Effect of Added Bases on the Redox-Responsive Dimerization of a 4 H-Bond Array Containing a Phenylenediamine Redox Couple

Tuesday, 30 May 2017
Grand Ballroom (Hilton New Orleans Riverside)
K. Vuong, L. A. Clare, and D. K. Smith (San Diego State University)
Ureidopyrimidinone (UPy) derivatives, introduced by Meijer and co-workers, are capable of forming dimers linked by four strong H-bonds. They have been widely used as polymer crosslinkers in self-healing supramolecular polymers and gels. While their donor-donor-acceptor-acceptor (DDAA) H-bond motif contributes to polymer stretchiness, their relatively high association constant of 106 also contributes to their ability to autonomously self-repair. This presentation shows the result of substituting a UPy with a N,N- dimethyl-p-phenylenediamine and therefore adding a redox reactive dimension to self-repair. In particular, this work involves the electrochemical investigation of UPyH (shown below) with a series of different bases, specifically pyridine and substituted pyridines. The focus is on finding the appropriate electroinactive base that facilitates both the dimer break up upon oxidation and proton transfer and dimer reformation by reduction and back proton transfer.
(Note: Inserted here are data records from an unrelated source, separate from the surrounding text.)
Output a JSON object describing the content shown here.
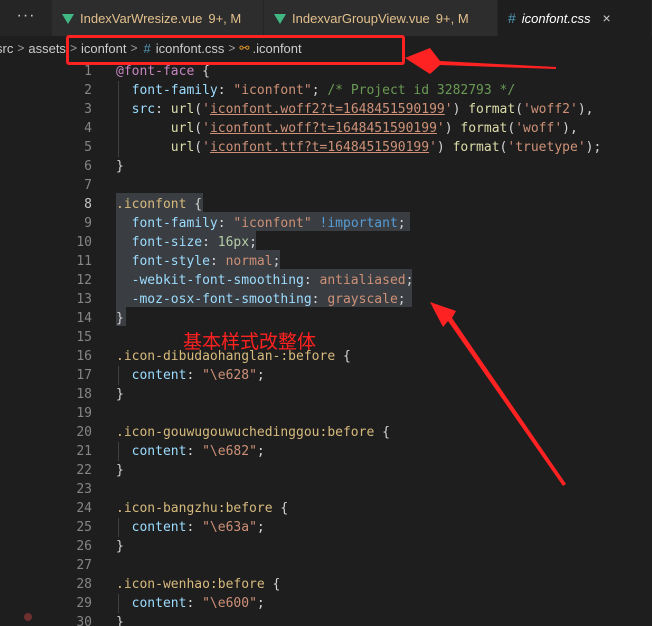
{
  "tabs": {
    "more_icon_text": "···",
    "items": [
      {
        "name": "IndexVarWresize.vue",
        "badge": "9+, M"
      },
      {
        "name": "IndexvarGroupView.vue",
        "badge": "9+, M"
      },
      {
        "name": "iconfont.css",
        "close": "×"
      }
    ]
  },
  "breadcrumb": {
    "items": [
      "src",
      "assets",
      "iconfont",
      "iconfont.css",
      ".iconfont"
    ],
    "separator": ">"
  },
  "annotation": {
    "text": "基本样式改整体",
    "color": "#ff2020"
  },
  "editor": {
    "lines": [
      {
        "n": "1",
        "text": "@font-face {"
      },
      {
        "n": "2",
        "text": "  font-family: \"iconfont\"; /* Project id 3282793 */"
      },
      {
        "n": "3",
        "text": "  src: url('iconfont.woff2?t=1648451590199') format('woff2'),"
      },
      {
        "n": "4",
        "text": "       url('iconfont.woff?t=1648451590199') format('woff'),"
      },
      {
        "n": "5",
        "text": "       url('iconfont.ttf?t=1648451590199') format('truetype');"
      },
      {
        "n": "6",
        "text": "}"
      },
      {
        "n": "7",
        "text": ""
      },
      {
        "n": "8",
        "text": ".iconfont {"
      },
      {
        "n": "9",
        "text": "  font-family: \"iconfont\" !important;"
      },
      {
        "n": "10",
        "text": "  font-size: 16px;"
      },
      {
        "n": "11",
        "text": "  font-style: normal;"
      },
      {
        "n": "12",
        "text": "  -webkit-font-smoothing: antialiased;"
      },
      {
        "n": "13",
        "text": "  -moz-osx-font-smoothing: grayscale;"
      },
      {
        "n": "14",
        "text": "}"
      },
      {
        "n": "15",
        "text": ""
      },
      {
        "n": "16",
        "text": ".icon-dibudaohanglan-:before {"
      },
      {
        "n": "17",
        "text": "  content: \"\\e628\";"
      },
      {
        "n": "18",
        "text": "}"
      },
      {
        "n": "19",
        "text": ""
      },
      {
        "n": "20",
        "text": ".icon-gouwugouwuchedinggou:before {"
      },
      {
        "n": "21",
        "text": "  content: \"\\e682\";"
      },
      {
        "n": "22",
        "text": "}"
      },
      {
        "n": "23",
        "text": ""
      },
      {
        "n": "24",
        "text": ".icon-bangzhu:before {"
      },
      {
        "n": "25",
        "text": "  content: \"\\e63a\";"
      },
      {
        "n": "26",
        "text": "}"
      },
      {
        "n": "27",
        "text": ""
      },
      {
        "n": "28",
        "text": ".icon-wenhao:before {"
      },
      {
        "n": "29",
        "text": "  content: \"\\e600\";"
      },
      {
        "n": "30",
        "text": "}"
      }
    ]
  },
  "colors": {
    "editor_bg": "#1e1e1e",
    "tab_bar_bg": "#252526",
    "vue_icon": "#41b883",
    "css_icon": "#519aba",
    "modified": "#e2c08d",
    "annotation_red": "#ff2222"
  },
  "icons": [
    "more-icon",
    "vue-file-icon",
    "css-hash-icon",
    "close-icon",
    "symbol-class-icon",
    "breakpoint-icon"
  ]
}
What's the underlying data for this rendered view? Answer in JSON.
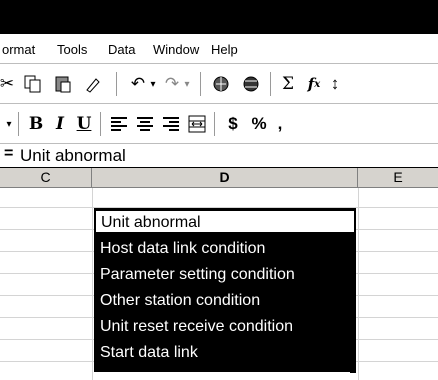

Cyclic voltammetry (CV) scans of UPyH only, conducted in CH2Cl2 at slower scan rates, show two reversible redox waves. The first wave is of one electron height, corresponding to a two-electron transfer per dimer. The second oxidation wave at more positive potential is one half the height of the first and less reversible than the first. At a faster scan rate, the second wave becomes irreversible and a new reduction wave appears at a more negative potential than the reduction wave for the first electron transfer process. This type of CV return wave behavior for UPyH at faster scan rates was previously seen in another dimethylphenylurea redox active compound with only two H-bonding sites, UHH. In the UHH investigation, CV and spectroelectrochemical results pointed to the dimethylamino moiety being basic enough to abstract an N-H proton in the radical cation oxidation state and therefore allowing for a two electron transfer wave to give the quinoidal cation. A similar reduction wave negative of the first redox wave was seen in acetonitrile at all scan rates, while in CH2Cl2 this wave was seen only at faster scan rates. At slower scans the first oxidation remained reversible. Based upon the UHH study, interpretation of the UPyH second oxidation wave is that it correspond with a second e- transfer per redox center. Each urea-phenylenediamine N-H site in the dimer then becomes acidic enough to transfer its proton to the carbonyl oxygen on the UPyH isocytosine. This would then change the favorable binding motif of DDAA to a weaker binding motif of ADAD. In addition, a 2+ charge forms on each monomer in the dimer contributing to strong repulsive forces. This results in dimer break-up, where upon the protonated isocytosine carbonyl on each monomer is exposed to the more basic dimethylamino site on a fully reduced UPyH dimer. Proton transfer from the isocytosine to the dimethyl amino renders the fully reduced dimer electroinactive, explaining the half wave height. Thus, the overall reaction, shown in the accompanying scheme, corresponds to break up of the half the starting dimers, with two electron oxidation and deprotonation of each monomer to give two UPy+. However, the other half of the UPy’s remain dimerized in the protonated form as (HUPyH+)2. Further investigation focuses on the addition of a series of substituted pyridines as a base and their effect on dimer break up and reformation as the added base competes with the dimethylamino moiety on the phenylenediamine. The goal is to find an external base that will allow full oxidation and break up of all the UPyH dimers, while retaining the chemical reversibility of the process.